Living more sustainably doesn’t necessarily have to mean going meatless.
I just finished reading the beautifully written Gaining Ground by market farmer Forrest Pritchard. It is a lovely story about rebuilding local foodsheds and knowing the people who produce your food.
Inspired by Joel Saletin, Pritchard’s focus is on rebuilding soil, reversing the effects of chem agriculture, and cleaning up waterways.
Pritchard’s methods sound similar to those being explored by groups like the Marin Carbon Project which sequester (capture) the greenhouse gas carbon dioxide, by locking it into the soil.
Pritchard is quite candid about the mistakes and scrapes along the way, but (spoiler) it has a happy ending. After many trials, he ends up selling beef, chicken, and other meats at his local farmers markets.
Of course, part of transforming meat toward sustainability is reducing our consumption levels so that they approach more appropriate levels. Eat meat occasionally, as a “special occasion” dish rather than at every single meal. “Use meat like a condiment” is the some of the best advice I have heard – understand how traditional cultures did it: lots of veggies with a bit of meat Ior meat bones) to give the dish flavor or body. And certainly, chose meat which is produced with consciousness like Pritchard’s.
sharing economy: Gaining Ground is available through the L.A. Public Library system

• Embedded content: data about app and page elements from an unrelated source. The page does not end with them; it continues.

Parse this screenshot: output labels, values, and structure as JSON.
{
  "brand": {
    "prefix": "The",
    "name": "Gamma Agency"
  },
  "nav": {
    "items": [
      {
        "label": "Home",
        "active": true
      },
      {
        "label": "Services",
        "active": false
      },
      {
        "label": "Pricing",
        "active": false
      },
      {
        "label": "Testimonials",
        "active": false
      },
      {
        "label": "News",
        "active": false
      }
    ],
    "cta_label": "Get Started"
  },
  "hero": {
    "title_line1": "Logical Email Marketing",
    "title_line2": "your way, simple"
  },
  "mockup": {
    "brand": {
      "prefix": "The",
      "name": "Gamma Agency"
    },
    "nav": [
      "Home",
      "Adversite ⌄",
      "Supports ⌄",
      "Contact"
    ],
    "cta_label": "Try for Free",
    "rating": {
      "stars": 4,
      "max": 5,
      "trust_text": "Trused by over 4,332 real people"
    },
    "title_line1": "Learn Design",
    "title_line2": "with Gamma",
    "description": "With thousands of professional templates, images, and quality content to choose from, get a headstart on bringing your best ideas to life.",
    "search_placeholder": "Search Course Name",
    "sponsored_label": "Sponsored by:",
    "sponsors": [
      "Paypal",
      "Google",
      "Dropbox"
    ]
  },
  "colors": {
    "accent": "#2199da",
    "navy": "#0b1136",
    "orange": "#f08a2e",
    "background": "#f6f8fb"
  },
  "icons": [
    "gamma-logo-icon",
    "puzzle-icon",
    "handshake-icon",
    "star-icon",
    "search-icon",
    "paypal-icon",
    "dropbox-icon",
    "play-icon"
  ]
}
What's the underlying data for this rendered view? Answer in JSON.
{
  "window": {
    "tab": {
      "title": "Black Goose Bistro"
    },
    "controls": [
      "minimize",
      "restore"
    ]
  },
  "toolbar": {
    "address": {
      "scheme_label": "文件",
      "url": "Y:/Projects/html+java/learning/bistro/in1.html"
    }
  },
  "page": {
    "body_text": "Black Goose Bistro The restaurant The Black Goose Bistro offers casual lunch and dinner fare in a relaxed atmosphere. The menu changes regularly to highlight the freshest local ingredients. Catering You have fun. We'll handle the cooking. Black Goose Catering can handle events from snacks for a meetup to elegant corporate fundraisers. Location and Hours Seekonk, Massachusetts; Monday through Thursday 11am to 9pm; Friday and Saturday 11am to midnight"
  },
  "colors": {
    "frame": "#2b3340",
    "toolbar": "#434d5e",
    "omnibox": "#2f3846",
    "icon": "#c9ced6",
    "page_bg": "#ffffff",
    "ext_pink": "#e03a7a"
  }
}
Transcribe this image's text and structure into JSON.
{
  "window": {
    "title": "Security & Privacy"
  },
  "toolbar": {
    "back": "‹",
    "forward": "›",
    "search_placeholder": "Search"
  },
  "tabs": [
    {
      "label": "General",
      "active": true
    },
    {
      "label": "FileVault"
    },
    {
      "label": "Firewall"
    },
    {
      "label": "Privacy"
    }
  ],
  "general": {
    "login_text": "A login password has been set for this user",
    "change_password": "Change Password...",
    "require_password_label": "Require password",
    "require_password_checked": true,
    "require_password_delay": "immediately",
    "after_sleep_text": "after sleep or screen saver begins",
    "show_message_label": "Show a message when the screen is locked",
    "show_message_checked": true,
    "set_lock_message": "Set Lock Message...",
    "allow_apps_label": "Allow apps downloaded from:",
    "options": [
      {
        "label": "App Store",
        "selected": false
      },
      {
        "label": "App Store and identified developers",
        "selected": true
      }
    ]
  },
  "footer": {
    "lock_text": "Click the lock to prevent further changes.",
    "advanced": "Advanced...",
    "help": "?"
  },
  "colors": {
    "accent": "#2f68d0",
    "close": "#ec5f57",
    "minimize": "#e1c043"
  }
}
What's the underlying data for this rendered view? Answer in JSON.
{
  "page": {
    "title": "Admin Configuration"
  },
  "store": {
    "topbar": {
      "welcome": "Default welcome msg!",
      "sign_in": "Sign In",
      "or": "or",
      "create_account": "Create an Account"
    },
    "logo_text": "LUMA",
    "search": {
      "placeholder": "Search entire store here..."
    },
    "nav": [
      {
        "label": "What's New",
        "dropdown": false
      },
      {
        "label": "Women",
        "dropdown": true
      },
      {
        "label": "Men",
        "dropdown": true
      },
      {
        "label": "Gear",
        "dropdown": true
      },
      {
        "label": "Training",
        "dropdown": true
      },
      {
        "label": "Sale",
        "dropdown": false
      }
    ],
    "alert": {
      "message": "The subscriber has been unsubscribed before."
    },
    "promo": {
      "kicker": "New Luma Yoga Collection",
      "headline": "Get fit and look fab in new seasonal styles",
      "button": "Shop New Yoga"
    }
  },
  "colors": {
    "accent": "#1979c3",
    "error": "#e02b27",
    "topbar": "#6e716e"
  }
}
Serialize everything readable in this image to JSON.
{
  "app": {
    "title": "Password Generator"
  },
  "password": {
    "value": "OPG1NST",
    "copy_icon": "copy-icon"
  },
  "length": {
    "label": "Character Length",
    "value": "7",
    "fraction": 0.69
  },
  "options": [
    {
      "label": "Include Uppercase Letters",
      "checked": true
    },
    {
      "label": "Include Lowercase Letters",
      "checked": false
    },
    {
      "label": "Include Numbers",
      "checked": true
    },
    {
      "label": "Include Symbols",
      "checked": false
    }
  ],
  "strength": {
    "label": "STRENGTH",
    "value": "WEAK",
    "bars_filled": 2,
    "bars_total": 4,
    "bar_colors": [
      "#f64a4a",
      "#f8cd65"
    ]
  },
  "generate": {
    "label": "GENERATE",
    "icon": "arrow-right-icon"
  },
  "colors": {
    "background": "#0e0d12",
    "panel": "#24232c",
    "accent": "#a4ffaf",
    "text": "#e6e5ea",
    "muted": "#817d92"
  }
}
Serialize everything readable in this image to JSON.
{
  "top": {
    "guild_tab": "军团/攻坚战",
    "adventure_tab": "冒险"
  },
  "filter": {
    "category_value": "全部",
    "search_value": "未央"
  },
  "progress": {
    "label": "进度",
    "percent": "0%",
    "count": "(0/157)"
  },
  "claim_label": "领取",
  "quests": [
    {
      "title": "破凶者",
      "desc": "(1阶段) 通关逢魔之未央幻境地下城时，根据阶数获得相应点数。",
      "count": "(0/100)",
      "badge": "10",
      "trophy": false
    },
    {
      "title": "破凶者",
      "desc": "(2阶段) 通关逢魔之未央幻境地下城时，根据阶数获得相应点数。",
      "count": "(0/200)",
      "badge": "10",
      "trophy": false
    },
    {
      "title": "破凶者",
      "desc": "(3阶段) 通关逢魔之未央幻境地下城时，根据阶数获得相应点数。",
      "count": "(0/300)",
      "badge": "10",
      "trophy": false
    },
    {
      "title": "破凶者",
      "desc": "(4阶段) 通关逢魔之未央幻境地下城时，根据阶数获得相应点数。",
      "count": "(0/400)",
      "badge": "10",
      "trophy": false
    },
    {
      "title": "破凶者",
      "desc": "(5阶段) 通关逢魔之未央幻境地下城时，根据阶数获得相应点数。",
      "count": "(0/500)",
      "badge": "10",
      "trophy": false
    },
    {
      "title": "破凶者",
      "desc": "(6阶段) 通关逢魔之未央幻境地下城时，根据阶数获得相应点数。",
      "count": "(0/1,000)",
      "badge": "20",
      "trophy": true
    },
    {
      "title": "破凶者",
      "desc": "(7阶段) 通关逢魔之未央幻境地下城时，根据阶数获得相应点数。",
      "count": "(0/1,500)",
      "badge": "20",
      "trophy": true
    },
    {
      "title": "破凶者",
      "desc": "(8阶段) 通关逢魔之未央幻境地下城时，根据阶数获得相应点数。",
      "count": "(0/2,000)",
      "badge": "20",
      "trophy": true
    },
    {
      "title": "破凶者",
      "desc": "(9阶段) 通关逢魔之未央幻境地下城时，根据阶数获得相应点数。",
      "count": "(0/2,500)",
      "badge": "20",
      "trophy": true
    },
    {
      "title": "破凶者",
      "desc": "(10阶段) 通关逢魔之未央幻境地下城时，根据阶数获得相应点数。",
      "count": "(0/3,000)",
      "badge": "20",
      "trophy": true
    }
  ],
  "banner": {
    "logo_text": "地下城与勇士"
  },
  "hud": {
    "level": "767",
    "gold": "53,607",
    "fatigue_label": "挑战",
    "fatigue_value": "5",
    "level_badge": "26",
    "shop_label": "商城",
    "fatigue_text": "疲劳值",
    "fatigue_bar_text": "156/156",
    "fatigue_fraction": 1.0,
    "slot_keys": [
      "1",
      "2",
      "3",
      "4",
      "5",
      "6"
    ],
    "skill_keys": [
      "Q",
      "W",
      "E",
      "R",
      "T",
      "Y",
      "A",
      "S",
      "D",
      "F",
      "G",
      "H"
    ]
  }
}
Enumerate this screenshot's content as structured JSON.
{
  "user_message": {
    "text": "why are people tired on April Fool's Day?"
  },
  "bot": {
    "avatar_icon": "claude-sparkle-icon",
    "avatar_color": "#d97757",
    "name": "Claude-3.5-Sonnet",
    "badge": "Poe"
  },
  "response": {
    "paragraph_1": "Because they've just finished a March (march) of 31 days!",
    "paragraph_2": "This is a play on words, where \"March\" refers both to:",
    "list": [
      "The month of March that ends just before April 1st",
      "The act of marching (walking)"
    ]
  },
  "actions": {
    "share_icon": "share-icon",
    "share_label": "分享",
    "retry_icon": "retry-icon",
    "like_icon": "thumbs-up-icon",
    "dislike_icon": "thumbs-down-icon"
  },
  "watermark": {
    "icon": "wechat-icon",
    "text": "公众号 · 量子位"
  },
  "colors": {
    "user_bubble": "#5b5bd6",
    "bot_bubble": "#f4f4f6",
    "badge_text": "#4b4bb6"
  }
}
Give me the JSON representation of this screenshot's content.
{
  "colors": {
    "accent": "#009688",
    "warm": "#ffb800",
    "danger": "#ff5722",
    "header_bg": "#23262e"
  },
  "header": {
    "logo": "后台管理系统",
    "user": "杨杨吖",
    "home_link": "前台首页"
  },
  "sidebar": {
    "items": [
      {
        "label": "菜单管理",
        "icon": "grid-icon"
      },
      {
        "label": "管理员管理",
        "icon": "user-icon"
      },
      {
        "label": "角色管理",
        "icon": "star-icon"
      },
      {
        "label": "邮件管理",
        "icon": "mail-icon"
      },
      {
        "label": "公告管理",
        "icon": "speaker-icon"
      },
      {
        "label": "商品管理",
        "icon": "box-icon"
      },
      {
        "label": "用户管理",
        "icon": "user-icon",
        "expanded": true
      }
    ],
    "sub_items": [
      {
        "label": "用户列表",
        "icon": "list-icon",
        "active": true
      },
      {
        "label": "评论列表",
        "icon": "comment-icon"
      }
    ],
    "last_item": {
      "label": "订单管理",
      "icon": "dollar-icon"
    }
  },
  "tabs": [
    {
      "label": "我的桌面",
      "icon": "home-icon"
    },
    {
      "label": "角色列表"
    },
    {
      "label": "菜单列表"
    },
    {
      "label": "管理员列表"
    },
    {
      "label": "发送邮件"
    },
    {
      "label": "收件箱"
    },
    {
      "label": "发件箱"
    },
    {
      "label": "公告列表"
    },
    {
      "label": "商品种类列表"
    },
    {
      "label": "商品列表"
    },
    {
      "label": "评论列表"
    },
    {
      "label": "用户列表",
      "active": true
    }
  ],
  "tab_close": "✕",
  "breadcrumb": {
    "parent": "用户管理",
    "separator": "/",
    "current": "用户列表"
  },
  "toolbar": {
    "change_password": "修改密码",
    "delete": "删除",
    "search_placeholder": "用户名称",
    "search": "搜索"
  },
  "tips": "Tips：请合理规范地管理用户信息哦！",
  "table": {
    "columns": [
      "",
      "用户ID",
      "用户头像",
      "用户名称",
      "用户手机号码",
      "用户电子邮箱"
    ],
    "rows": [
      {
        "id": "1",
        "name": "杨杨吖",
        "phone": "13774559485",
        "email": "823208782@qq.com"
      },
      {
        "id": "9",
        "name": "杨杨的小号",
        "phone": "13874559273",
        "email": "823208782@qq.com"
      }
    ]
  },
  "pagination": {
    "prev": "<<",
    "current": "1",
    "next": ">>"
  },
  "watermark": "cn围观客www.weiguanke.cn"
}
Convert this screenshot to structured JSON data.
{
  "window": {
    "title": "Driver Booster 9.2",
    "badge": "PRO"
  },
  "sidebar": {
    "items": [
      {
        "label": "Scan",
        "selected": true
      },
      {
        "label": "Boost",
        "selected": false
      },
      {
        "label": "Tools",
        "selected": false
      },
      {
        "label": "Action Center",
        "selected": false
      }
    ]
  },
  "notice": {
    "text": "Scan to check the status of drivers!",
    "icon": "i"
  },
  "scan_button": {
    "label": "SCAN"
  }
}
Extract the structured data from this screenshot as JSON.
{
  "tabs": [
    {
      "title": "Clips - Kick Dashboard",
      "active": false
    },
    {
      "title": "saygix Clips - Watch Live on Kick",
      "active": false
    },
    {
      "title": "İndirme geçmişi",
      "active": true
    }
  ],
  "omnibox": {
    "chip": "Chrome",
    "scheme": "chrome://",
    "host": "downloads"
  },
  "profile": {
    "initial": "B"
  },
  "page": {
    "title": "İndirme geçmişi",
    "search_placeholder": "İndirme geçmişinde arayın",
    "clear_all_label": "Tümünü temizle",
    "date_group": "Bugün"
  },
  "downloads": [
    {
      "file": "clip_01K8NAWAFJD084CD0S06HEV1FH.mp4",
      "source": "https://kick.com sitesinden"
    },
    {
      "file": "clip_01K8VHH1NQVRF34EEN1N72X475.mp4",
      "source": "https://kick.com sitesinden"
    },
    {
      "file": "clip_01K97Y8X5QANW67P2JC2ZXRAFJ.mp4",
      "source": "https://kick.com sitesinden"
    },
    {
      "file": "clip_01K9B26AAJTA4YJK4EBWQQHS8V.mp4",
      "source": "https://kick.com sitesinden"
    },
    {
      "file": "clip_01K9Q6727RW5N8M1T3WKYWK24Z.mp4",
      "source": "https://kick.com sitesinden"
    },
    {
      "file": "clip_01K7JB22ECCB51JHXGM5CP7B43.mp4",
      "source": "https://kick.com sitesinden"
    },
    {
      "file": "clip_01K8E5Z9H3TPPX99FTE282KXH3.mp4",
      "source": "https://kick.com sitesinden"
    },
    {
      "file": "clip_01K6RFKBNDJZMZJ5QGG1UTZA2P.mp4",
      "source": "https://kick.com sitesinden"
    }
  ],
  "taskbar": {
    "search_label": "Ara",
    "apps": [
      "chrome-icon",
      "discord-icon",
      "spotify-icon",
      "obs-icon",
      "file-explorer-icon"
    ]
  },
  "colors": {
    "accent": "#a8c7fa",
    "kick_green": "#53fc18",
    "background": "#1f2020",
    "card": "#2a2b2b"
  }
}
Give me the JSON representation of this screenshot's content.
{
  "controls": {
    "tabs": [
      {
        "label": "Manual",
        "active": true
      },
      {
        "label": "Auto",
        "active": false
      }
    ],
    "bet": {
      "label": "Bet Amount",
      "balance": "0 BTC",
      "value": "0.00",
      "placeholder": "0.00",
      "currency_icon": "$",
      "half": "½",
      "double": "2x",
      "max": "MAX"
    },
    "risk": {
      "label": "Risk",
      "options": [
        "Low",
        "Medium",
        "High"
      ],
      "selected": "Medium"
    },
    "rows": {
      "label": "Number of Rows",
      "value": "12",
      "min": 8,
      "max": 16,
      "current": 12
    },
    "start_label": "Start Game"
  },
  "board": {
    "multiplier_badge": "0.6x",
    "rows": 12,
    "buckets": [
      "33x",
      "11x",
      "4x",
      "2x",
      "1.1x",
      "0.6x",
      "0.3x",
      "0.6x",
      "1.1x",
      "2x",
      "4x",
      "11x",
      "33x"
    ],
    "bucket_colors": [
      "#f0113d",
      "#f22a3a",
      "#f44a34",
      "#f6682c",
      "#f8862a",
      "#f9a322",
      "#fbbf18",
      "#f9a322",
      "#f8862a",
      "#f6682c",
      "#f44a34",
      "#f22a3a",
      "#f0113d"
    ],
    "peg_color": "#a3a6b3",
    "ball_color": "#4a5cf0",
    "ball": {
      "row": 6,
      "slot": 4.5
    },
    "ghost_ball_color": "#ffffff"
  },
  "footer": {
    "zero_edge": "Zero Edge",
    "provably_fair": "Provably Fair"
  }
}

local suppliers: in our local-to-90045 farmers markets, there are meat vendors at the Friday Venice market and the Sunday Mar Vista market.